### Exercise details:
Read the data below. Every line holding the string "pionowa" must be copied.
──────────
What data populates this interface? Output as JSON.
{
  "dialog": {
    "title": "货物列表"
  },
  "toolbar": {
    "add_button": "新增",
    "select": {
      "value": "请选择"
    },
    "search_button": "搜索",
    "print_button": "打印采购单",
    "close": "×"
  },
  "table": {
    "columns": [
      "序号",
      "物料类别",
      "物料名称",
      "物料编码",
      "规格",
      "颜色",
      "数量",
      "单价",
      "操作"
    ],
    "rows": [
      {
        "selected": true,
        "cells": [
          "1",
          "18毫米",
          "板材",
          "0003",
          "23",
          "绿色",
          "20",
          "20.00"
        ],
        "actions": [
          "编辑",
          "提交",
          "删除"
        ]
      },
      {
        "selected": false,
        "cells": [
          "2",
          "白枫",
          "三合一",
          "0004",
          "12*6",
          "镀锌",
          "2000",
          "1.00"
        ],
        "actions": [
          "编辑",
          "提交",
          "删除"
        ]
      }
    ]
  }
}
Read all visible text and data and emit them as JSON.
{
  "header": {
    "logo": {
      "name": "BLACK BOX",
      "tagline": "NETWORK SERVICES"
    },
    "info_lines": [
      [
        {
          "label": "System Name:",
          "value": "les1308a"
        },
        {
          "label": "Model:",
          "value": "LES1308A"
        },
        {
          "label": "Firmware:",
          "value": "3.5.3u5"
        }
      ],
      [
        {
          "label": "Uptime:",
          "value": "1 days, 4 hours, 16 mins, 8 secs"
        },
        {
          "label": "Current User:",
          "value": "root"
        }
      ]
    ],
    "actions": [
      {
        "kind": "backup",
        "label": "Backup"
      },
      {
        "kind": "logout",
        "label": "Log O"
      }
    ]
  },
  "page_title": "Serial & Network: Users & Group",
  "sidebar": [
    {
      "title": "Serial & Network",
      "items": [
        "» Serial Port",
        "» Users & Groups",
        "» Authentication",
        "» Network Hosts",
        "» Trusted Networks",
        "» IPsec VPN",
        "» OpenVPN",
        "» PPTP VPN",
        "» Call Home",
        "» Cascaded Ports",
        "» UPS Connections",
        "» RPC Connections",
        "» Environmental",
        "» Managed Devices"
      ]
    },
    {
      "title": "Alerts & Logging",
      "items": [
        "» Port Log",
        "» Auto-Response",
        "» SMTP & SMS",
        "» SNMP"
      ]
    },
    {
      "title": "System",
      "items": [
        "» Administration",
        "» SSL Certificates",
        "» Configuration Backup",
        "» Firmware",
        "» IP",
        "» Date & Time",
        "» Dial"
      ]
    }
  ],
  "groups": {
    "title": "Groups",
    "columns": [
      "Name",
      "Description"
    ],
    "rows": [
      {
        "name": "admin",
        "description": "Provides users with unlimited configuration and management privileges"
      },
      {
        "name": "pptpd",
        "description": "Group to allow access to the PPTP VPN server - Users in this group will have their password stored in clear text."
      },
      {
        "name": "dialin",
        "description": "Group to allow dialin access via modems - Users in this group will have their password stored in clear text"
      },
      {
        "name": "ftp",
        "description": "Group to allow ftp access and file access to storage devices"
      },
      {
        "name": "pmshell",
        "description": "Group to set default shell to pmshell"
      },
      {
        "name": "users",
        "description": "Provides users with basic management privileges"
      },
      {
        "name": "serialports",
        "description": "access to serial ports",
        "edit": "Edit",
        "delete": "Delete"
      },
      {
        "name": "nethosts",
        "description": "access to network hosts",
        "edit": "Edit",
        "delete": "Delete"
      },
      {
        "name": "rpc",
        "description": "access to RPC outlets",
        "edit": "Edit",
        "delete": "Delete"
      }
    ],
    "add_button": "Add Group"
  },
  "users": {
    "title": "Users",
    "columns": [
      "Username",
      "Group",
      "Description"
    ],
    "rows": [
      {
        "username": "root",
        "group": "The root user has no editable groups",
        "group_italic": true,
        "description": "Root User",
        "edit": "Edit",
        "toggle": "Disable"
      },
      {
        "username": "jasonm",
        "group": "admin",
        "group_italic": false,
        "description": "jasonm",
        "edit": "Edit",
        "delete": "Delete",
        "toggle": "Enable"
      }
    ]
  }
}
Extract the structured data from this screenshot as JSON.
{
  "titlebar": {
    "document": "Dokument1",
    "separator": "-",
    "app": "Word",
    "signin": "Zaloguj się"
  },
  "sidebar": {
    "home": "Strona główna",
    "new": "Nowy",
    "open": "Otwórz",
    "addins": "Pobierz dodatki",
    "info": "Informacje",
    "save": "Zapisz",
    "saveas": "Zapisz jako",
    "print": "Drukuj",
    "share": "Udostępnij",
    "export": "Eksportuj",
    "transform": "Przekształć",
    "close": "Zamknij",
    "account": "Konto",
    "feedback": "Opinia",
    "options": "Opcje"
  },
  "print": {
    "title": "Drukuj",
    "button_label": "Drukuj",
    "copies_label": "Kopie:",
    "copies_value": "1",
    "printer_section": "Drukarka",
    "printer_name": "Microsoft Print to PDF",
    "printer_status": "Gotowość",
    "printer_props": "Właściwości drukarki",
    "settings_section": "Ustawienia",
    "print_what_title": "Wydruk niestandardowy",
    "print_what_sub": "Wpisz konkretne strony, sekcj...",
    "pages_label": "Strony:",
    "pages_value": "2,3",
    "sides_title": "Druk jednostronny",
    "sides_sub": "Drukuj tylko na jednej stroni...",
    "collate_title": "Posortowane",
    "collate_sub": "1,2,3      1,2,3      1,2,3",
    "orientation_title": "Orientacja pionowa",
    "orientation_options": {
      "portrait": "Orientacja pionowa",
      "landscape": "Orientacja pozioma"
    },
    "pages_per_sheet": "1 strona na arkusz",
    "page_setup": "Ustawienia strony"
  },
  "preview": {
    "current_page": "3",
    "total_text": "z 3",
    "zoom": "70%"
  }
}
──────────
### Exercise output:
    "orientation_title": "Orientacja pionowa",
      "portrait": "Orientacja pionowa",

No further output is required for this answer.